Linda Barlow, whose 69-year-old husband Bill suffered a brain injury as a jockey when he was 32, has been told she will get only $9.37 an hour to provide "oversight supervision" of her husband for 34.5 hours a week from July 30.
ACC will keep paying her $14.95 an hour to give Bill "attendant care" for 10.5 hours a week, down from the 42 hours it pays for now.
That will cut her total pay by about $148 a week, from $628 to $480.
Veteran Wellington lawyer John Miller is challenging the cut and said it was "part of a widespread attack by ACC to reduce the amount they pay families for providing attendant care to the seriously injured".
"Whenever there is a big push to save costs, attendant care is one they look at," he said.
The corporation's tougher line comes just as the Ministry of Health is working out how to implement a landmark Appeal Court judgment in May declaring that it was illegal to discriminate between family members and outsiders who provide care for disabled people.
Until now, the health system has funded home care for non-accident victims only if the care is provided by non-family carers.
In contrast, ACC has long funded family members to care for accident victims and is seen as the health system's likely model for funding non-accident victims. But the ACC Act says it must consider "the extent to which ... family members might reasonably be expected to provide attendant care [without pay]".
People caring for family members said ACC paid up to $17 and $21 an hour for attendant care if the family carer is paid through an agency such as McIsaacs or Geneva.
But a Hawkes Bay woman was paid only $9.33 an hour for 28 hours a week, and $14.40 for seven hours, to care for a friend's five-year-old granddaughter in Foxton after an accident. Labour MP Andrew Little has taken up her case and said no one should be paid below the minimum wage of $13.50.
In the latest case in South Auckland, ACC has told Mrs Barlow that her new pay rate of $9.37 an hour for "oversight supervision" is only a "contribution" towards her care for her husband, rather than a wage.
"It acknowledges that the family member can undertake normal household activities at the same time as providing oversight supervision," it says.
Mr Barlow, who suffered brain damage when he was thrown off a horse in 1974, kept working until 2004 as a boilermaker, caretaker and supermarket storeman, despite sporadic fits.
Once he had a fit inside a boiler. Another time he narrowly escaped injury when he had a fit next to a machine that squashed cardboard boxes.
Mrs Barlow said he needed her to watch out for him. Although they married in 1985, they did not know at first that they were entitled to ACC help, and Mrs Barlow has only been paid for attendant care since 2005.

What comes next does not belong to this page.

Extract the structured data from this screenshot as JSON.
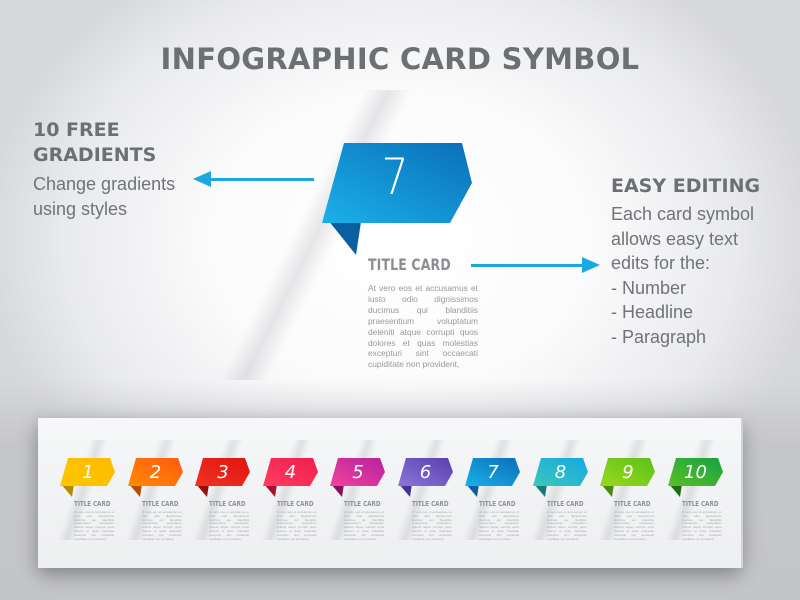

"No matter what they say, the minimum wage should be the minimum wage for everybody," she said.
But an ACC spokeswoman said ACC did not employ caregivers, who are either employed by other agencies or, like Mrs Barlow, are self-employed.
Hourly pay rates for family carers:
* Mother of tetraplegic child, paid by ACC via Geneva: $21
* Mother of adult with cerebral palsy, paid by ACC via McIsaacs: $17
* Linda Barlow, wife of brain injury victim, paid by ACC for attendant care: $14.95
* Linda Barlow, paid by ACC for oversight supervision: $9.37
* Parents of adult with non-accident-related disability: Nil.